[INFORMATION PROVIDED Boundary: Start]
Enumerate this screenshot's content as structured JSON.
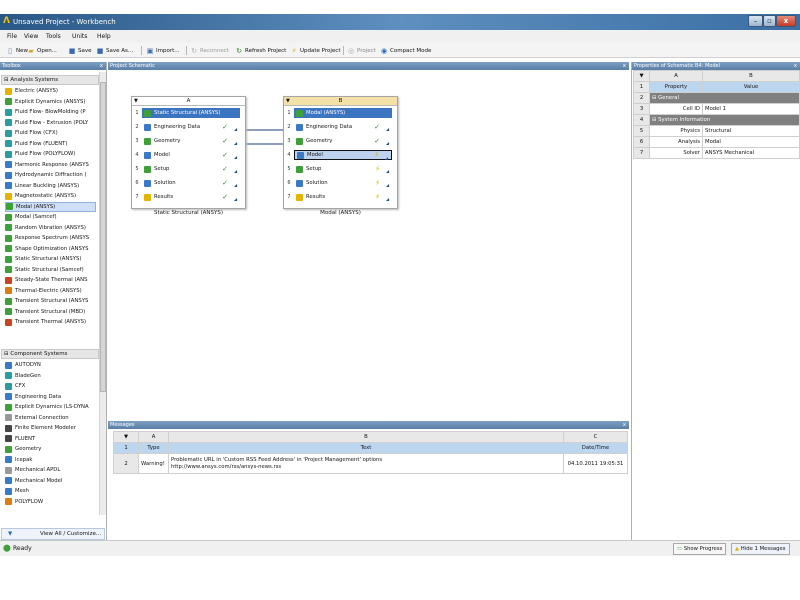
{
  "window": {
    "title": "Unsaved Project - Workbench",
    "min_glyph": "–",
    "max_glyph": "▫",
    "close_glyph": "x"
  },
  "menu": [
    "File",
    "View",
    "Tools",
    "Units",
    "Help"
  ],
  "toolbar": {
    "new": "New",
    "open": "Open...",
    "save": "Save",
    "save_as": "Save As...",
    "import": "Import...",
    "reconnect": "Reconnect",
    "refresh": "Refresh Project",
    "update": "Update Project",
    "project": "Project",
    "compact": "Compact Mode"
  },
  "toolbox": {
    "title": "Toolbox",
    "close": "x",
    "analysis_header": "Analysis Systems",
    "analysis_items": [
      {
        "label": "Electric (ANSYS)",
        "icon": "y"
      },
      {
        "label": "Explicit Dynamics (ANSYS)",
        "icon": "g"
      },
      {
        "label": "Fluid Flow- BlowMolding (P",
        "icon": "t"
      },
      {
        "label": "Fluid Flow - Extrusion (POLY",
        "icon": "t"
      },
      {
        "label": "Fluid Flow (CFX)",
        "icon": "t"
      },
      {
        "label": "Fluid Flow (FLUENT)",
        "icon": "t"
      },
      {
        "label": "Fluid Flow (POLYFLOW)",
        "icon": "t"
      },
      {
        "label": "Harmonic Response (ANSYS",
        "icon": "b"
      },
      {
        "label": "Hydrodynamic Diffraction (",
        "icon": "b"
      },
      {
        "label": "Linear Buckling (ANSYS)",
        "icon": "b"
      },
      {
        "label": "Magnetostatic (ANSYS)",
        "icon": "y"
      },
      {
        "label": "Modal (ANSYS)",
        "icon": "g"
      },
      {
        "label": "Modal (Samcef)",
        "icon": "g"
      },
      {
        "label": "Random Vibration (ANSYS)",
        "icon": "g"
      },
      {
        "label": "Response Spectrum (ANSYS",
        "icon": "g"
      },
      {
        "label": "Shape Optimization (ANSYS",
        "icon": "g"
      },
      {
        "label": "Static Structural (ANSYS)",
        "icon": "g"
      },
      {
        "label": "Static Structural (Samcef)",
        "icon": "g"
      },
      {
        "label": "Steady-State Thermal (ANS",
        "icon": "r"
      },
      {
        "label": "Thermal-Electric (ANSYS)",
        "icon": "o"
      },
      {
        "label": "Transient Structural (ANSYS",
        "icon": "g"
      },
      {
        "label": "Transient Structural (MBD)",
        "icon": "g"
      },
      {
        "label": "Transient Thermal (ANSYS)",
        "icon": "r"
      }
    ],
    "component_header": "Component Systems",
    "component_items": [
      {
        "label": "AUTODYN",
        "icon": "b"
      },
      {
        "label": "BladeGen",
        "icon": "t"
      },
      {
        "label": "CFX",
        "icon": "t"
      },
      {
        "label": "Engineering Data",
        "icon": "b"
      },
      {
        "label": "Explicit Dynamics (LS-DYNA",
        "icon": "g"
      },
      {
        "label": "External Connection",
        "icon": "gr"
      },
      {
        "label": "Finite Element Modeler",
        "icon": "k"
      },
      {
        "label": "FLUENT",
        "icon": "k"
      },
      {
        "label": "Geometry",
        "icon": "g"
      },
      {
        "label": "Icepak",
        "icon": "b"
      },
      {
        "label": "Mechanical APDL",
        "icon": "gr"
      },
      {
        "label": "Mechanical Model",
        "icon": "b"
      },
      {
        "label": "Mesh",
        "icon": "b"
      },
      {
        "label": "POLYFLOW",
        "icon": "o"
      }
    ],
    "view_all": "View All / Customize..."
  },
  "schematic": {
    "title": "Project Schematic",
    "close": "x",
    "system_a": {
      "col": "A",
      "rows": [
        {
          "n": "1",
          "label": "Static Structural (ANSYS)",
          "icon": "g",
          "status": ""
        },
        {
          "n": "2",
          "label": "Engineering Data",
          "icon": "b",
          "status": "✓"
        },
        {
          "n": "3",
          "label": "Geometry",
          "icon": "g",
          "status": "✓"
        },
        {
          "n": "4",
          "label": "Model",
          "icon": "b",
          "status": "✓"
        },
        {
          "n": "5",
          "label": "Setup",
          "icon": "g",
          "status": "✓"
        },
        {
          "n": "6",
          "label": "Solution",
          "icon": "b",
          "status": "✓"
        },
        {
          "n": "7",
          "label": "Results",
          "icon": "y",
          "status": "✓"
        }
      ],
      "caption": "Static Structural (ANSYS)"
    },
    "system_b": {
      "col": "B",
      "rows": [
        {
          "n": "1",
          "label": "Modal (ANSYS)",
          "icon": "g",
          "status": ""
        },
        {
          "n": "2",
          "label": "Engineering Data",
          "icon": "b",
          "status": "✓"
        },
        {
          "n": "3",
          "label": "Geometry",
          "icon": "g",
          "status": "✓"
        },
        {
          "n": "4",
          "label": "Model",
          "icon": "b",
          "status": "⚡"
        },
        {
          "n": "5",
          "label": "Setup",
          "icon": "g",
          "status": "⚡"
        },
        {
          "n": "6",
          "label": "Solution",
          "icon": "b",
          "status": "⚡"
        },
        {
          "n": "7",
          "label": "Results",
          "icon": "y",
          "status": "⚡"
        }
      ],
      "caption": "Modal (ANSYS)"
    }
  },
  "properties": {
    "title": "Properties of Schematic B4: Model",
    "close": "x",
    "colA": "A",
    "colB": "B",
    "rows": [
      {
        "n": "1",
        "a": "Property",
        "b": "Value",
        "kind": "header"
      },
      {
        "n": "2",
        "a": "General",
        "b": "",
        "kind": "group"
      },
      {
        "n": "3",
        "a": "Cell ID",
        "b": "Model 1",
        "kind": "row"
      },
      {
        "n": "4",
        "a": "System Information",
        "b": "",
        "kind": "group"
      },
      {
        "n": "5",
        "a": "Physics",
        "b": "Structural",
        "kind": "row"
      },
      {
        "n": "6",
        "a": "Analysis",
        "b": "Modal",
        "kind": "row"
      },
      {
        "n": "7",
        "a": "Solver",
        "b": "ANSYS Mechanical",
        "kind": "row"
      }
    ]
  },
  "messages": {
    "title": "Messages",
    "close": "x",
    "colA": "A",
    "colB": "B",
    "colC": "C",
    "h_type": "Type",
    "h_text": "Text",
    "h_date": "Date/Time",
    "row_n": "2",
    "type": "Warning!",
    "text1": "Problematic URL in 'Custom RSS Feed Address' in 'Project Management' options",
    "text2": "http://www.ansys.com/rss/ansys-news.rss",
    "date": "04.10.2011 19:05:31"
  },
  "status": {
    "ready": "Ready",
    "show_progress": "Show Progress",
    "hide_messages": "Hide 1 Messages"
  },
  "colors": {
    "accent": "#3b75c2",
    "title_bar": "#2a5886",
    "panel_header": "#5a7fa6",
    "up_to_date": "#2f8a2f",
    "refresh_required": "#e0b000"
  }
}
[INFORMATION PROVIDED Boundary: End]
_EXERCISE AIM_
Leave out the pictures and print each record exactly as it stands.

_WRITTEN ANSWER_
Enumerate this screenshot's content as structured JSON.
{
  "window": {
    "title": "Unsaved Project - Workbench",
    "min_glyph": "–",
    "max_glyph": "▫",
    "close_glyph": "x"
  },
  "menu": [
    "File",
    "View",
    "Tools",
    "Units",
    "Help"
  ],
  "toolbar": {
    "new": "New",
    "open": "Open...",
    "save": "Save",
    "save_as": "Save As...",
    "import": "Import...",
    "reconnect": "Reconnect",
    "refresh": "Refresh Project",
    "update": "Update Project",
    "project": "Project",
    "compact": "Compact Mode"
  },
  "toolbox": {
    "title": "Toolbox",
    "close": "x",
    "analysis_header": "Analysis Systems",
    "analysis_items": [
      {
        "label": "Electric (ANSYS)",
        "icon": "y"
      },
      {
        "label": "Explicit Dynamics (ANSYS)",
        "icon": "g"
      },
      {
        "label": "Fluid Flow- BlowMolding (P",
        "icon": "t"
      },
      {
        "label": "Fluid Flow - Extrusion (POLY",
        "icon": "t"
      },
      {
        "label": "Fluid Flow (CFX)",
        "icon": "t"
      },
      {
        "label": "Fluid Flow (FLUENT)",
        "icon": "t"
      },
      {
        "label": "Fluid Flow (POLYFLOW)",
        "icon": "t"
      },
      {
        "label": "Harmonic Response (ANSYS",
        "icon": "b"
      },
      {
        "label": "Hydrodynamic Diffraction (",
        "icon": "b"
      },
      {
        "label": "Linear Buckling (ANSYS)",
        "icon": "b"
      },
      {
        "label": "Magnetostatic (ANSYS)",
        "icon": "y"
      },
      {
        "label": "Modal (ANSYS)",
        "icon": "g"
      },
      {
        "label": "Modal (Samcef)",
        "icon": "g"
      },
      {
        "label": "Random Vibration (ANSYS)",
        "icon": "g"
      },
      {
        "label": "Response Spectrum (ANSYS",
        "icon": "g"
      },
      {
        "label": "Shape Optimization (ANSYS",
        "icon": "g"
      },
      {
        "label": "Static Structural (ANSYS)",
        "icon": "g"
      },
      {
        "label": "Static Structural (Samcef)",
        "icon": "g"
      },
      {
        "label": "Steady-State Thermal (ANS",
        "icon": "r"
      },
      {
        "label": "Thermal-Electric (ANSYS)",
        "icon": "o"
      },
      {
        "label": "Transient Structural (ANSYS",
        "icon": "g"
      },
      {
        "label": "Transient Structural (MBD)",
        "icon": "g"
      },
      {
        "label": "Transient Thermal (ANSYS)",
        "icon": "r"
      }
    ],
    "component_header": "Component Systems",
    "component_items": [
      {
        "label": "AUTODYN",
        "icon": "b"
      },
      {
        "label": "BladeGen",
        "icon": "t"
      },
      {
        "label": "CFX",
        "icon": "t"
      },
      {
        "label": "Engineering Data",
        "icon": "b"
      },
      {
        "label": "Explicit Dynamics (LS-DYNA",
        "icon": "g"
      },
      {
        "label": "External Connection",
        "icon": "gr"
      },
      {
        "label": "Finite Element Modeler",
        "icon": "k"
      },
      {
        "label": "FLUENT",
        "icon": "k"
      },
      {
        "label": "Geometry",
        "icon": "g"
      },
      {
        "label": "Icepak",
        "icon": "b"
      },
      {
        "label": "Mechanical APDL",
        "icon": "gr"
      },
      {
        "label": "Mechanical Model",
        "icon": "b"
      },
      {
        "label": "Mesh",
        "icon": "b"
      },
      {
        "label": "POLYFLOW",
        "icon": "o"
      }
    ],
    "view_all": "View All / Customize..."
  },
  "schematic": {
    "title": "Project Schematic",
    "close": "x",
    "system_a": {
      "col": "A",
      "rows": [
        {
          "n": "1",
          "label": "Static Structural (ANSYS)",
          "icon": "g",
          "status": ""
        },
        {
          "n": "2",
          "label": "Engineering Data",
          "icon": "b",
          "status": "✓"
        },
        {
          "n": "3",
          "label": "Geometry",
          "icon": "g",
          "status": "✓"
        },
        {
          "n": "4",
          "label": "Model",
          "icon": "b",
          "status": "✓"
        },
        {
          "n": "5",
          "label": "Setup",
          "icon": "g",
          "status": "✓"
        },
        {
          "n": "6",
          "label": "Solution",
          "icon": "b",
          "status": "✓"
        },
        {
          "n": "7",
          "label": "Results",
          "icon": "y",
          "status": "✓"
        }
      ],
      "caption": "Static Structural (ANSYS)"
    },
    "system_b": {
      "col": "B",
      "rows": [
        {
          "n": "1",
          "label": "Modal (ANSYS)",
          "icon": "g",
          "status": ""
        },
        {
          "n": "2",
          "label": "Engineering Data",
          "icon": "b",
          "status": "✓"
        },
        {
          "n": "3",
          "label": "Geometry",
          "icon": "g",
          "status": "✓"
        },
        {
          "n": "4",
          "label": "Model",
          "icon": "b",
          "status": "⚡"
        },
        {
          "n": "5",
          "label": "Setup",
          "icon": "g",
          "status": "⚡"
        },
        {
          "n": "6",
          "label": "Solution",
          "icon": "b",
          "status": "⚡"
        },
        {
          "n": "7",
          "label": "Results",
          "icon": "y",
          "status": "⚡"
        }
      ],
      "caption": "Modal (ANSYS)"
    }
  },
  "properties": {
    "title": "Properties of Schematic B4: Model",
    "close": "x",
    "colA": "A",
    "colB": "B",
    "rows": [
      {
        "n": "1",
        "a": "Property",
        "b": "Value",
        "kind": "header"
      },
      {
        "n": "2",
        "a": "General",
        "b": "",
        "kind": "group"
      },
      {
        "n": "3",
        "a": "Cell ID",
        "b": "Model 1",
        "kind": "row"
      },
      {
        "n": "4",
        "a": "System Information",
        "b": "",
        "kind": "group"
      },
      {
        "n": "5",
        "a": "Physics",
        "b": "Structural",
        "kind": "row"
      },
      {
        "n": "6",
        "a": "Analysis",
        "b": "Modal",
        "kind": "row"
      },
      {
        "n": "7",
        "a": "Solver",
        "b": "ANSYS Mechanical",
        "kind": "row"
      }
    ]
  },
  "messages": {
    "title": "Messages",
    "close": "x",
    "colA": "A",
    "colB": "B",
    "colC": "C",
    "h_type": "Type",
    "h_text": "Text",
    "h_date": "Date/Time",
    "row_n": "2",
    "type": "Warning!",
    "text1": "Problematic URL in 'Custom RSS Feed Address' in 'Project Management' options",
    "text2": "http://www.ansys.com/rss/ansys-news.rss",
    "date": "04.10.2011 19:05:31"
  },
  "status": {
    "ready": "Ready",
    "show_progress": "Show Progress",
    "hide_messages": "Hide 1 Messages"
  },
  "colors": {
    "accent": "#3b75c2",
    "title_bar": "#2a5886",
    "panel_header": "#5a7fa6",
    "up_to_date": "#2f8a2f",
    "refresh_required": "#e0b000"
  }
}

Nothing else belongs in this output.